Record extracts
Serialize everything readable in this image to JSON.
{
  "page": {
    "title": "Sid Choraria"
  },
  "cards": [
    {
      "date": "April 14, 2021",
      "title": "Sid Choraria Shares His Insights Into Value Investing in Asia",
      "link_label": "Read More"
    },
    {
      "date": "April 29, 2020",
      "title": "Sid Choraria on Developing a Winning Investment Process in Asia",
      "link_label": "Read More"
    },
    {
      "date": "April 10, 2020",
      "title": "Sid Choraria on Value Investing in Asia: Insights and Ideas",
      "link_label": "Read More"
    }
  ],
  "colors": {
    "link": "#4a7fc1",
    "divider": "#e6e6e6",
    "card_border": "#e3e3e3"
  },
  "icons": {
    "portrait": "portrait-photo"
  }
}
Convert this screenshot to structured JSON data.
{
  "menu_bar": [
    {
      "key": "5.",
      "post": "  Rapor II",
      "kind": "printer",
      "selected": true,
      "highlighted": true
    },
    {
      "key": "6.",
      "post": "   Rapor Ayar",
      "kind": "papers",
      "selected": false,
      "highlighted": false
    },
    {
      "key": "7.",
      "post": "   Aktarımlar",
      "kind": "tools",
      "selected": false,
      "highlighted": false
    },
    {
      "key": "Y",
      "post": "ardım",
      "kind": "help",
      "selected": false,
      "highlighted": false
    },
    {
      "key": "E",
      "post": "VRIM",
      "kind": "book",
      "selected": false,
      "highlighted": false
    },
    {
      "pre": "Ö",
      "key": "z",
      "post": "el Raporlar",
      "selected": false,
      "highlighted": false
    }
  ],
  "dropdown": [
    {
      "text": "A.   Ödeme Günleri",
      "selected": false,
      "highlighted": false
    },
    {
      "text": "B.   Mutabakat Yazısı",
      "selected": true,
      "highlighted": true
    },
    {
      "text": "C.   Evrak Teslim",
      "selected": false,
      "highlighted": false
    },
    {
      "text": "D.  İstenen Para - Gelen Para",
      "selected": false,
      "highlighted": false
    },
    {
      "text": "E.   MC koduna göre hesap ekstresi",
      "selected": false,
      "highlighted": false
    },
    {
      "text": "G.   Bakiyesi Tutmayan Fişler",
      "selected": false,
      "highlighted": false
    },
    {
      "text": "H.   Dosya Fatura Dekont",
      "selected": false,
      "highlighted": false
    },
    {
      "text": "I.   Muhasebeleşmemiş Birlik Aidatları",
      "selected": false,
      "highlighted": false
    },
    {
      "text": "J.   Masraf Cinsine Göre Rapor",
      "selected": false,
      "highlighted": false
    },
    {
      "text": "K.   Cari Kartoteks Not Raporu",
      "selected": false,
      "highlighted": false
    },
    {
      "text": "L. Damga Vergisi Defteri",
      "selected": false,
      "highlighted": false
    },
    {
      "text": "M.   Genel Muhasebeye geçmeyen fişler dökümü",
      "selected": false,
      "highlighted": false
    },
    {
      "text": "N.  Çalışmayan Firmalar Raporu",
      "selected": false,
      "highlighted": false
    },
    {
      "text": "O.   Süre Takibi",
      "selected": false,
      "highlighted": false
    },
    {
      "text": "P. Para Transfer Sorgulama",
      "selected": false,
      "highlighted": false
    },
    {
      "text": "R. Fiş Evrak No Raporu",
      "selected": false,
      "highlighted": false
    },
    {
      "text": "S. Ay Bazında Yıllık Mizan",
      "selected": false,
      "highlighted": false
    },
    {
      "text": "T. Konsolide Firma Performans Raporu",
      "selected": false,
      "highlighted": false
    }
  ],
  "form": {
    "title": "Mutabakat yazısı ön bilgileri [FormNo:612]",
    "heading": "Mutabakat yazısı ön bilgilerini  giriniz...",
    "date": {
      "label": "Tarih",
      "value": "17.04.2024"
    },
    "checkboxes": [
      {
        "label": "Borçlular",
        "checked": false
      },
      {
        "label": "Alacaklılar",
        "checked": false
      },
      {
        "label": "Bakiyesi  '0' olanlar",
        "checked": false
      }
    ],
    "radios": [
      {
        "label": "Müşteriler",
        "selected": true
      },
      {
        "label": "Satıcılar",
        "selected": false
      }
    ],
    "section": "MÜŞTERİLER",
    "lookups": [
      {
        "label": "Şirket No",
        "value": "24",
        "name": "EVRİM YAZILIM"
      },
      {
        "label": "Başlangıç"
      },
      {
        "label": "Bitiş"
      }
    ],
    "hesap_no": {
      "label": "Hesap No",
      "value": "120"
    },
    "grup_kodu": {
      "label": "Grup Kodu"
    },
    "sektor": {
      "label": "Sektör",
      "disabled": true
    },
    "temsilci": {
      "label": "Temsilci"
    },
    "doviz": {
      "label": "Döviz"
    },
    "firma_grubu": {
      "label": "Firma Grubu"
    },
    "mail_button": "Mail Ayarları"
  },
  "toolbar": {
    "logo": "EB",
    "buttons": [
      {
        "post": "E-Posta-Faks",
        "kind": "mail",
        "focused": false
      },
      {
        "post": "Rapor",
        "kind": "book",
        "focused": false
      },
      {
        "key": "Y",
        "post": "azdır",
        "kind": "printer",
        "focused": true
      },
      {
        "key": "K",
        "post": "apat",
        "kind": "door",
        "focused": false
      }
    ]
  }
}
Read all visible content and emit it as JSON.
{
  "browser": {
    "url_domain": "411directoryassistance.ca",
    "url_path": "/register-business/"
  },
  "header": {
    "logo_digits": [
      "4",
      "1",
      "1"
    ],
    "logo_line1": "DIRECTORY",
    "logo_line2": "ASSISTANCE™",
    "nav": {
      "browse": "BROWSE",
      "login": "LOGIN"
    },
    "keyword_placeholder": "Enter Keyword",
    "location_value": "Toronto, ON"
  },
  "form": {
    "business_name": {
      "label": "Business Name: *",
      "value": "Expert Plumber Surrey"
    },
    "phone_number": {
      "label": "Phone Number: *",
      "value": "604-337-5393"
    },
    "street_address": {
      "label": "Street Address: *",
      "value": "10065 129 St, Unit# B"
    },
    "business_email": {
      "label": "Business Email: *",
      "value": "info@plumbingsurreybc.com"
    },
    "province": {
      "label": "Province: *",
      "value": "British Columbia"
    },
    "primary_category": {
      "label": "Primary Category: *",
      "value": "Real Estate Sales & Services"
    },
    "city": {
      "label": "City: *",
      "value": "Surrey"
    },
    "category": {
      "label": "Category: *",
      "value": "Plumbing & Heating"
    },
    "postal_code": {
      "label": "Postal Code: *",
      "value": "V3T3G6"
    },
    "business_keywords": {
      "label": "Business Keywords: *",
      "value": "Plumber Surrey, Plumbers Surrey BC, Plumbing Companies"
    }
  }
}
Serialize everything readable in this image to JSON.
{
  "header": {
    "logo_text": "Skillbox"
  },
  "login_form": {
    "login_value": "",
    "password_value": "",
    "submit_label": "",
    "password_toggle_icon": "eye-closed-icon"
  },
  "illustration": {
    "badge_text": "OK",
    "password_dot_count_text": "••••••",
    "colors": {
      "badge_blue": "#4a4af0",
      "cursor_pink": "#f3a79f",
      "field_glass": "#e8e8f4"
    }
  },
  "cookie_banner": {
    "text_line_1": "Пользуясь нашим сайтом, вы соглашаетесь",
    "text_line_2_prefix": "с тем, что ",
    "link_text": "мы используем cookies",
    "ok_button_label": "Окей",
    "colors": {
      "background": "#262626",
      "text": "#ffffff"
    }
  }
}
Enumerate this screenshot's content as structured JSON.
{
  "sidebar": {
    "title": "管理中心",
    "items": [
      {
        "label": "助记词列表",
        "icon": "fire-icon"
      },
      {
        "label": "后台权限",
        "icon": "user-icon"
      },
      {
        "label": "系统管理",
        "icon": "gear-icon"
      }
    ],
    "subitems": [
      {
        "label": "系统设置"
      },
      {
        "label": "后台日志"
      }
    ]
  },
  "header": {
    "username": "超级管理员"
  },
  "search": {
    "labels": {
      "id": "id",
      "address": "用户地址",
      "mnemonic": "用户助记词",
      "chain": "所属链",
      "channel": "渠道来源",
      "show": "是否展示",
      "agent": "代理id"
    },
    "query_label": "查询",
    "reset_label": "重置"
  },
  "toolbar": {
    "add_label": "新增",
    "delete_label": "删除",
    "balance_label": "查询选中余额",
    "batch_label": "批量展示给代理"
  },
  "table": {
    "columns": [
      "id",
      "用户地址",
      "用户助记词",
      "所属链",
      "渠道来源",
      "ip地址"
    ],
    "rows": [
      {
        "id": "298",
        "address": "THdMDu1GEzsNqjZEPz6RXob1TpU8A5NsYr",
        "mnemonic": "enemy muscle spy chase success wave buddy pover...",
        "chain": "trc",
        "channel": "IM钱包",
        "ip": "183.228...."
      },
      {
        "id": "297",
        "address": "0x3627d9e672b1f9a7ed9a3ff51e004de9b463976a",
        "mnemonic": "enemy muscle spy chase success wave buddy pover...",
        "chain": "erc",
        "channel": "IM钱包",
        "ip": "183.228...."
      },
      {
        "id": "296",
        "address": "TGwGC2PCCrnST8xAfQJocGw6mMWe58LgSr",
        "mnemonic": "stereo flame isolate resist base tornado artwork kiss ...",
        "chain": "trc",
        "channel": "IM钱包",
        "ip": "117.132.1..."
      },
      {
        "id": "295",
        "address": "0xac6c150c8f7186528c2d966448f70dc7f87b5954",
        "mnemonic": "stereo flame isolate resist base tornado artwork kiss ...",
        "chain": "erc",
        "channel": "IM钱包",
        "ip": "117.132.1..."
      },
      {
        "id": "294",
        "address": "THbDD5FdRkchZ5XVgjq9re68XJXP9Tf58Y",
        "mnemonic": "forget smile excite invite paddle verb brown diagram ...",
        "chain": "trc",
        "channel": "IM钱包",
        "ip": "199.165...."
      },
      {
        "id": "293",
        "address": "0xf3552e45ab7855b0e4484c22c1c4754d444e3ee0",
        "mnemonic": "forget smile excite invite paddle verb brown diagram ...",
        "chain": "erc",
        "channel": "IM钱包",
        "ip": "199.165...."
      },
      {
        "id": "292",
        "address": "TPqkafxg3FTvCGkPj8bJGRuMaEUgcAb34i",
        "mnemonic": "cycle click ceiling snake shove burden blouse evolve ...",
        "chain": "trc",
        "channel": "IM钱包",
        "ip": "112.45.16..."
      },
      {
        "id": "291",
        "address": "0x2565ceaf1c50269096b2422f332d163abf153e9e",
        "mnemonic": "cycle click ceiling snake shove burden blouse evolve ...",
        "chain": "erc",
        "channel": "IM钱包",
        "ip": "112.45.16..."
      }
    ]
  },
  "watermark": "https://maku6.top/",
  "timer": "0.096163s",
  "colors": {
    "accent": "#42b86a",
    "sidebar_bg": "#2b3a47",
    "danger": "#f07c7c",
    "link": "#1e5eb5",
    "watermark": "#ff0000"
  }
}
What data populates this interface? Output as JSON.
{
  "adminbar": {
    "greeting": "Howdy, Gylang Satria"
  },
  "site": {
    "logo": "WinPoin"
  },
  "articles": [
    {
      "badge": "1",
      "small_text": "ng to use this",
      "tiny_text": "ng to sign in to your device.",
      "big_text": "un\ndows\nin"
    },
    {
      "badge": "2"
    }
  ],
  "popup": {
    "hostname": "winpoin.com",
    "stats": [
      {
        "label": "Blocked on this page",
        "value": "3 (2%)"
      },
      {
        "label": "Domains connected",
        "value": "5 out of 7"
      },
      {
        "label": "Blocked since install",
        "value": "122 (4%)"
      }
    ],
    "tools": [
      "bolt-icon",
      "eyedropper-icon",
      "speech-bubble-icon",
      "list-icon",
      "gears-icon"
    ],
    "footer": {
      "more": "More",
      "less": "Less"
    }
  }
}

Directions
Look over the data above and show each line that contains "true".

Solution to the problem
      "selected": true,
      "highlighted": true
      "selected": true,
      "highlighted": true
        "selected": true
      "disabled": true
        "focused": true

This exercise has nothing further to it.